miname
   Is anyone there, recursive or not?
        Many hosts that don‟t support recursion will at least
         provide a “NXDOMAIN”, but not all will
        We need a generic query that appears to almost always
         work
             1.0.0.127.in-addr.arpa PTR -> 127.0.0.1 = localhost
                 Everyone is localhost 

   Will you recurse back to me?
        BIG_COOKIE.server.com
        Large Scale DNS
          Scanning[2]
Returned Results
 Direct: You requested, they responded.
 Forward Lookup: You requested, they
  requested back to you, you responded.
       Often not the server that you asked that asks
        you
   Reverse Lookup: You requested…and
    someone wondered who you were asking
    such questions
         Large Scale DNS
           Scanning[3]
More on Reverse Auditing
   Not being too secretive
        root@bsd:~# host 64.81.64.164
        164.64.81.64.IN-ADDR.ARPA domain name pointer
         mail.dan.at.doxpara.com
   L0pht‟s Antisniff project – locate sniffers and IDS‟s by
    watching reverse DNS traffic on the LAN
   Miname w/ Co-opted Servers: Watch sniffers and IDS‟s
    across the entire internet
        TTL=0 on PTR replies means they continually look you up
         when you pass by them
        Hard, but not impossible, to associate reverse lookup with node
         scanned to attract
              Temporally associated w/ scan
              Multiple scans, out of order, should provide required correlation
              Traceroutes may help too – we know who‟s looking us up
 Rendering The Flood
How much data could it be?
   [root@fire root]# ls -l dns.log
    -rw-r--r--    1 root     root
    360215644 May 28 12:42 dns.log
How are we going to visualize this?
   3D space – could use the tools we used to
    visualize the complexity of arbitrary data
Phentropy w/ OpenQVIS
                 3D Viz[0]
3D Space provides a potentially
valuable perspective on extremely
complex datasets
Volume tools have gotten more mature

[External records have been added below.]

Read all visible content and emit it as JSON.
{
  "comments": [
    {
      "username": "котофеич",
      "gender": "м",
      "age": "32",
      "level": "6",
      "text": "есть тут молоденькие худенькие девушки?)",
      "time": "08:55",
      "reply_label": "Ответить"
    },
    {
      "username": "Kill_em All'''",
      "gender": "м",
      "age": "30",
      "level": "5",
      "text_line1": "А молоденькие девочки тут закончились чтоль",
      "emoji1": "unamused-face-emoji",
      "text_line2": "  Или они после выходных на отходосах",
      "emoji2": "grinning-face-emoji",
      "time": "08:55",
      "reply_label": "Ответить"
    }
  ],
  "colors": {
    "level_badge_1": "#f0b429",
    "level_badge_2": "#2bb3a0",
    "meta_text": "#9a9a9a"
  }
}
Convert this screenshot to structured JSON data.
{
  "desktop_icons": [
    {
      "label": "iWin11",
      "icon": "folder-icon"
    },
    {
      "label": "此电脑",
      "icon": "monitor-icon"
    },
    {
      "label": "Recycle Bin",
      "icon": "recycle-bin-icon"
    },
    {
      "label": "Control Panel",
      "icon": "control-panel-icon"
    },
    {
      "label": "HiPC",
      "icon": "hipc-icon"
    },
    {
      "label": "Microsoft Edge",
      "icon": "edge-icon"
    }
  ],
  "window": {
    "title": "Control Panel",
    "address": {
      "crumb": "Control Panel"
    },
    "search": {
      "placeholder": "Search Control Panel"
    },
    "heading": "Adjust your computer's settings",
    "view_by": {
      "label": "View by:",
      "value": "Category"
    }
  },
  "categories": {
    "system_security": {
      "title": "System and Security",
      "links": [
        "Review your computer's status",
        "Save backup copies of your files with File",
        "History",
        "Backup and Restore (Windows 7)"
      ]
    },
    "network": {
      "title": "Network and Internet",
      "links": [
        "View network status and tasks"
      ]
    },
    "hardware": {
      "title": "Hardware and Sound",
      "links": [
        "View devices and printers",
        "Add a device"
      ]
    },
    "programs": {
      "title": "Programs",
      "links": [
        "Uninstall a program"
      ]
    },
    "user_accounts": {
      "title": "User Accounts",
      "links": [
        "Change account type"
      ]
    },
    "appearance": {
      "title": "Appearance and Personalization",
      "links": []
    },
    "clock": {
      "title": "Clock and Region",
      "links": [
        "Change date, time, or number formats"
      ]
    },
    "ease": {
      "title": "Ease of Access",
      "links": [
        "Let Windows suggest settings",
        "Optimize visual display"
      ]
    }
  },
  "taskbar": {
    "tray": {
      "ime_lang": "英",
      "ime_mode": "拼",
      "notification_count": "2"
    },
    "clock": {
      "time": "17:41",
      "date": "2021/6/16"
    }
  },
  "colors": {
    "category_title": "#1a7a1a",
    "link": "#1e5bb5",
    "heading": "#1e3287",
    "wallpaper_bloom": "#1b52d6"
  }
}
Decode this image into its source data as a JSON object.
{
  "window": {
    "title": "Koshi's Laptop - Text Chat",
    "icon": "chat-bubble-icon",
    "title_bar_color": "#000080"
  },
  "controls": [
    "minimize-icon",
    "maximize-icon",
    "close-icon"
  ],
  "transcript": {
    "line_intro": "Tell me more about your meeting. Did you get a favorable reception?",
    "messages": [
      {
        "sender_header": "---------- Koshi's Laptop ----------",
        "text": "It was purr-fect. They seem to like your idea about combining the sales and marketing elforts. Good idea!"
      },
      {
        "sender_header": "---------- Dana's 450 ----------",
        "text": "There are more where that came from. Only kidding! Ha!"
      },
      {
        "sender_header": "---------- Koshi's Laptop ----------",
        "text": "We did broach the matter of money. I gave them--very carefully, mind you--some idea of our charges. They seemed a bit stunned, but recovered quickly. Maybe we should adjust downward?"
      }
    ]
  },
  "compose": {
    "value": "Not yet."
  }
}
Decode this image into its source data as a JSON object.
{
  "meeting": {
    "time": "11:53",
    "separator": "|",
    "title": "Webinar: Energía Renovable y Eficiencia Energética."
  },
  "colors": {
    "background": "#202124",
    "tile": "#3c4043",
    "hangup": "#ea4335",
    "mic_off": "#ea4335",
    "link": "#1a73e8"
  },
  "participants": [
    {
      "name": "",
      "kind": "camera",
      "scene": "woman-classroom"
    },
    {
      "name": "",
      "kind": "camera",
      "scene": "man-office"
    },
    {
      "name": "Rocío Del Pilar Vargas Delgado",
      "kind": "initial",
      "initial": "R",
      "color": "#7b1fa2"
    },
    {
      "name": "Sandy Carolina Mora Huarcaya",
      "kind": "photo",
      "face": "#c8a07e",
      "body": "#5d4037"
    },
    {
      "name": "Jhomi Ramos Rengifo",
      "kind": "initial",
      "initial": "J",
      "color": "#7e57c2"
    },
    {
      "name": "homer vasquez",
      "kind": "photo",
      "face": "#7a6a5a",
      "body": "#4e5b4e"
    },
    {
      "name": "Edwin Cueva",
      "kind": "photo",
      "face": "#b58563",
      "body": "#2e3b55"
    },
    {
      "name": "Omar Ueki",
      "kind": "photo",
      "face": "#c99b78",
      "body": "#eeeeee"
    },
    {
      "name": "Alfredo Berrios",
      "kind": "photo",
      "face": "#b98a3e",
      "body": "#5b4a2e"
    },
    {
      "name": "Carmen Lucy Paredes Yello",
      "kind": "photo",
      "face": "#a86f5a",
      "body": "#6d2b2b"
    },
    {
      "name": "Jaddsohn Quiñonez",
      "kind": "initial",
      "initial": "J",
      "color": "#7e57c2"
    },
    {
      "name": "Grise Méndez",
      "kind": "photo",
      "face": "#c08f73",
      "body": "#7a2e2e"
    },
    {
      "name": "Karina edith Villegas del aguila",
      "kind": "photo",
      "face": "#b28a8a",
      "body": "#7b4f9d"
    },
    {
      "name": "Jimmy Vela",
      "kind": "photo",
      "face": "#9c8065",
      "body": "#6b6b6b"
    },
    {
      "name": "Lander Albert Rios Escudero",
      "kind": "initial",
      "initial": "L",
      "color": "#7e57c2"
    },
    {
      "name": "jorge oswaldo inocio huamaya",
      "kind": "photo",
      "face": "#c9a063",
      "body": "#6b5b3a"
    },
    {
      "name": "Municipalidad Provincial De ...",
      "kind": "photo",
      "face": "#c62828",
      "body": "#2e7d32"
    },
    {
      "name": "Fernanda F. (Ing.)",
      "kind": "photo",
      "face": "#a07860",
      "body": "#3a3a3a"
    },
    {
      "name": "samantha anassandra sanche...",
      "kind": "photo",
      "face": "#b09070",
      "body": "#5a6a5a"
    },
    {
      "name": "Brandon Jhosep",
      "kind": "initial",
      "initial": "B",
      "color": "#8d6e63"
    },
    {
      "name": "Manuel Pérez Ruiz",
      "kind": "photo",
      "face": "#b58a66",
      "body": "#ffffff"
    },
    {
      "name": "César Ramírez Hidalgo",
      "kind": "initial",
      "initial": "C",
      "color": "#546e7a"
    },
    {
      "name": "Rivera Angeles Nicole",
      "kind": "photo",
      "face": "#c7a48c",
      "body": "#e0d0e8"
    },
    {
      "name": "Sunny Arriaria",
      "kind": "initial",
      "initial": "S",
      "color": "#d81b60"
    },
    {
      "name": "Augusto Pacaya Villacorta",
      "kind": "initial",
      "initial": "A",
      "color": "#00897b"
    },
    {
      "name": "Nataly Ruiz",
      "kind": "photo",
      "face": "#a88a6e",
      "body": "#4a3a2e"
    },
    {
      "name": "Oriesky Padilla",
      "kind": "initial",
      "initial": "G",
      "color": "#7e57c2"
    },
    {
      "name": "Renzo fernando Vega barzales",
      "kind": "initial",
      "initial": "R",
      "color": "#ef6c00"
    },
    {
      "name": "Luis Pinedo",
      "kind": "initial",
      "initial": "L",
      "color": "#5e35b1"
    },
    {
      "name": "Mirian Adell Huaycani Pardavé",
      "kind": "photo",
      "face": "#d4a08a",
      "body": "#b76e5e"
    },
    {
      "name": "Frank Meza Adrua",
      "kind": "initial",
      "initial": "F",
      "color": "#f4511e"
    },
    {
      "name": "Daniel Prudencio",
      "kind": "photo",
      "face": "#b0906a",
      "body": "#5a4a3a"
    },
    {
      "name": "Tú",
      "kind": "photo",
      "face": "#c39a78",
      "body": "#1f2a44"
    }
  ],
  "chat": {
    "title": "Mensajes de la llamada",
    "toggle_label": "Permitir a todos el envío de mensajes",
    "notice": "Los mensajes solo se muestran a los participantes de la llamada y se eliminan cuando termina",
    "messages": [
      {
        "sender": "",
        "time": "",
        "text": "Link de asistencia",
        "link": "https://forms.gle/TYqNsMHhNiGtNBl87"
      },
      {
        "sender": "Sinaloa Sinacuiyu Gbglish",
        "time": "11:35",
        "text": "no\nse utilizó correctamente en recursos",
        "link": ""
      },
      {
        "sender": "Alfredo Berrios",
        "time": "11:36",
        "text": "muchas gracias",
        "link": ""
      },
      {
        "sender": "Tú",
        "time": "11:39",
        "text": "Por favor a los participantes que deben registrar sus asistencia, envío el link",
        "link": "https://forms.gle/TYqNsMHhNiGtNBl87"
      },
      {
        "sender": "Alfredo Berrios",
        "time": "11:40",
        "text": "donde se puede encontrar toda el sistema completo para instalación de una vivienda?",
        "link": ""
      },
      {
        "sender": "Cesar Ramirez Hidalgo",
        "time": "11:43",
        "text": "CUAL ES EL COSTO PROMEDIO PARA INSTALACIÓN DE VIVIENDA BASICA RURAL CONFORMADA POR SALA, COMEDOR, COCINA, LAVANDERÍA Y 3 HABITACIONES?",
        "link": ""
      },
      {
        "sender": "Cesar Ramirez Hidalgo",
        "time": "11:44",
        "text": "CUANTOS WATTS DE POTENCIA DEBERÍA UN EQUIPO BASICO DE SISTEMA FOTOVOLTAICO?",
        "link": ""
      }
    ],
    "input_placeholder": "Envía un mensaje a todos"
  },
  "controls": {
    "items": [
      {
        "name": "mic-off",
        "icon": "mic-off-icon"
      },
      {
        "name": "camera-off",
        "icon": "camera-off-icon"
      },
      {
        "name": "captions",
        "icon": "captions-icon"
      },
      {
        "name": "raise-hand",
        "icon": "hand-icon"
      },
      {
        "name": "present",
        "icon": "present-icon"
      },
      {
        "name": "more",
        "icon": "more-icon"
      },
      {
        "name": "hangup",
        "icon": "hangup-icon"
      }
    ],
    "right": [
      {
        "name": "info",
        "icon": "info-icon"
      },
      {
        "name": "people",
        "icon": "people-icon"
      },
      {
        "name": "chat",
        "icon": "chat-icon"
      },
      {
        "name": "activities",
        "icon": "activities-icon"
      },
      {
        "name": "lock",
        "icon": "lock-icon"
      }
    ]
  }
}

   Volsuite: Free, Open Source, Full Color,
    Cross Platform, Fast
        Video games = New Absurdly High Speed
         Graphics Chipsets
                     3D Viz[1]
“Volumetric” – Texture Based
      Stacks of transparent photos
      Arbitrary complexity data – it all gets blurred in
            Limits positional accuracy
      Totally static – you can‟t animate the population
“Particle” – Vertex Based
      Dots! Dots everywhere!
      Arbitrary positional accuracy – floating point coordinates
       can be zoomed into
            Limits number of particles
      Very easy to make dynamic
            Dynamic particles can express higher dimensional data
                    3D Viz[2]
Dimensions
   Static: XYZ, Color
   Dynamic
        Shape
        Direction
        Color Shift
        Trajectory Shift
        Brightness / “Flare”
   Surprising aspect of dynamics: Motion away from
    source point appears to bolster memory /
    perception of that point
                3D Viz[3]
Under Development – As yet unnamed
Generic 3D Plotter
 Coordinates are streamed in, perhaps with
  information about how to render each
  particle
 A more generic version of the “Spinning
  Cube of Potential Doom”
       Parallel development 
        Conclusion
Stuff = Cool
More Stuff Soon

				
DOCUMENT INFO
Shared By:
Categories:
Stats:
views:9
posted:1/8/2011
language:English
pages:44